» **Exercise description**: Please restate word for word the line holding "Give me the" and every following line through the end of the entries.

» **Provided data**:
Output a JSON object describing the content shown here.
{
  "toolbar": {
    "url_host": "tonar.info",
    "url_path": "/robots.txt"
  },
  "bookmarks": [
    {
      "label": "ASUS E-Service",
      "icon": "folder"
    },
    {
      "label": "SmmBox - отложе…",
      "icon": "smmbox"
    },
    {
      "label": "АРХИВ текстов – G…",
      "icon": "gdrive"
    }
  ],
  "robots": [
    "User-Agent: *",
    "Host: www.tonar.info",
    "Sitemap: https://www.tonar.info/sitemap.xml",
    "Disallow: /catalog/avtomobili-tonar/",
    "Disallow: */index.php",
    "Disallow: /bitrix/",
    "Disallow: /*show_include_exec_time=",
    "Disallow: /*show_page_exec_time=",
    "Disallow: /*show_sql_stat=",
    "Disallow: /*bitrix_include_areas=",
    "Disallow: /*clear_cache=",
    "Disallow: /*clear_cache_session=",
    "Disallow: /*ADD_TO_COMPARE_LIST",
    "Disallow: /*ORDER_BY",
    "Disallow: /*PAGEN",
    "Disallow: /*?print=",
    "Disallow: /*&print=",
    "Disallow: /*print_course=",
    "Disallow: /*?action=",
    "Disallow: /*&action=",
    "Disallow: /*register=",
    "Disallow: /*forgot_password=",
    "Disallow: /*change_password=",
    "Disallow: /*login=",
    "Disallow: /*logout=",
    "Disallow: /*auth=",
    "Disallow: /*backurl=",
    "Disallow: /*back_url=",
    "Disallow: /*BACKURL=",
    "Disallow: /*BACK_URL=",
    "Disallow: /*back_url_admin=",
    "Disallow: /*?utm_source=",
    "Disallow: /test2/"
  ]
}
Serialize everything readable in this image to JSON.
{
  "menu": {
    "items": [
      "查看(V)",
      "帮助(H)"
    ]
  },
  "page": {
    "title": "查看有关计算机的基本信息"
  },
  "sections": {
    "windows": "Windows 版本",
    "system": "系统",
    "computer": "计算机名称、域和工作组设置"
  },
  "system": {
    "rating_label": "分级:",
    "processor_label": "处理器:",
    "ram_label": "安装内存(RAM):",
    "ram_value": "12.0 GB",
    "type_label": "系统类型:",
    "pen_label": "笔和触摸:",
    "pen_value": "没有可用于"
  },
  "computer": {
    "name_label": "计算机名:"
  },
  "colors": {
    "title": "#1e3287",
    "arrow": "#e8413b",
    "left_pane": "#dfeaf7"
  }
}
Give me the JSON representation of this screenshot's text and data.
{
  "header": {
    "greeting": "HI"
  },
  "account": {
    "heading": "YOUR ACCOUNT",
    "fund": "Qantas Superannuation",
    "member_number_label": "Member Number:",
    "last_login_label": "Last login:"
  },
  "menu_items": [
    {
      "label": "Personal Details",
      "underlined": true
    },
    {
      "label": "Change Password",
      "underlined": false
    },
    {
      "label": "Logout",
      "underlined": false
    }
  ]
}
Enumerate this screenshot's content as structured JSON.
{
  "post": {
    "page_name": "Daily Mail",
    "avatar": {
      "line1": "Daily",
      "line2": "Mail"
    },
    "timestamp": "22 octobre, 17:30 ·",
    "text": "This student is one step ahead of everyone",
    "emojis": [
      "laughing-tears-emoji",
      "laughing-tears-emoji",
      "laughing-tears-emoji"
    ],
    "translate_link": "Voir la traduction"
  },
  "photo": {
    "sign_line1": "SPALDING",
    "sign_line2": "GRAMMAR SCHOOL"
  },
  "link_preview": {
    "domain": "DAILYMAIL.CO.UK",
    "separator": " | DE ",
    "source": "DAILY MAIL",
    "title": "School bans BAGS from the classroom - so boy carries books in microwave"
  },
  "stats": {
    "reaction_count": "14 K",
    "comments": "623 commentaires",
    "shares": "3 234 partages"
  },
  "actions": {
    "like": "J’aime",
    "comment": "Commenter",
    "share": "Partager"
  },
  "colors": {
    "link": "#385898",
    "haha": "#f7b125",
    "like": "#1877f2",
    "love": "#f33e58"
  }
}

» **Your solution**:
Give me the JSON representation of this screenshot's text and data.
{
  "header": {
    "greeting": "HI"
  },
  "account": {
    "heading": "YOUR ACCOUNT",
    "fund": "Qantas Superannuation",
    "member_number_label": "Member Number:",
    "last_login_label": "Last login:"
  },
  "menu_items": [
    {
      "label": "Personal Details",
      "underlined": true
    },
    {
      "label": "Change Password",
      "underlined": false
    },
    {
      "label": "Logout",
      "underlined": false
    }
  ]
}
Enumerate this screenshot's content as structured JSON.
{
  "post": {
    "page_name": "Daily Mail",
    "avatar": {
      "line1": "Daily",
      "line2": "Mail"
    },
    "timestamp": "22 octobre, 17:30 ·",
    "text": "This student is one step ahead of everyone",
    "emojis": [
      "laughing-tears-emoji",
      "laughing-tears-emoji",
      "laughing-tears-emoji"
    ],
    "translate_link": "Voir la traduction"
  },
  "photo": {
    "sign_line1": "SPALDING",
    "sign_line2": "GRAMMAR SCHOOL"
  },
  "link_preview": {
    "domain": "DAILYMAIL.CO.UK",
    "separator": " | DE ",
    "source": "DAILY MAIL",
    "title": "School bans BAGS from the classroom - so boy carries books in microwave"
  },
  "stats": {
    "reaction_count": "14 K",
    "comments": "623 commentaires",
    "shares": "3 234 partages"
  },
  "actions": {
    "like": "J’aime",
    "comment": "Commenter",
    "share": "Partager"
  },
  "colors": {
    "link": "#385898",
    "haha": "#f7b125",
    "like": "#1877f2",
    "love": "#f33e58"
  }
}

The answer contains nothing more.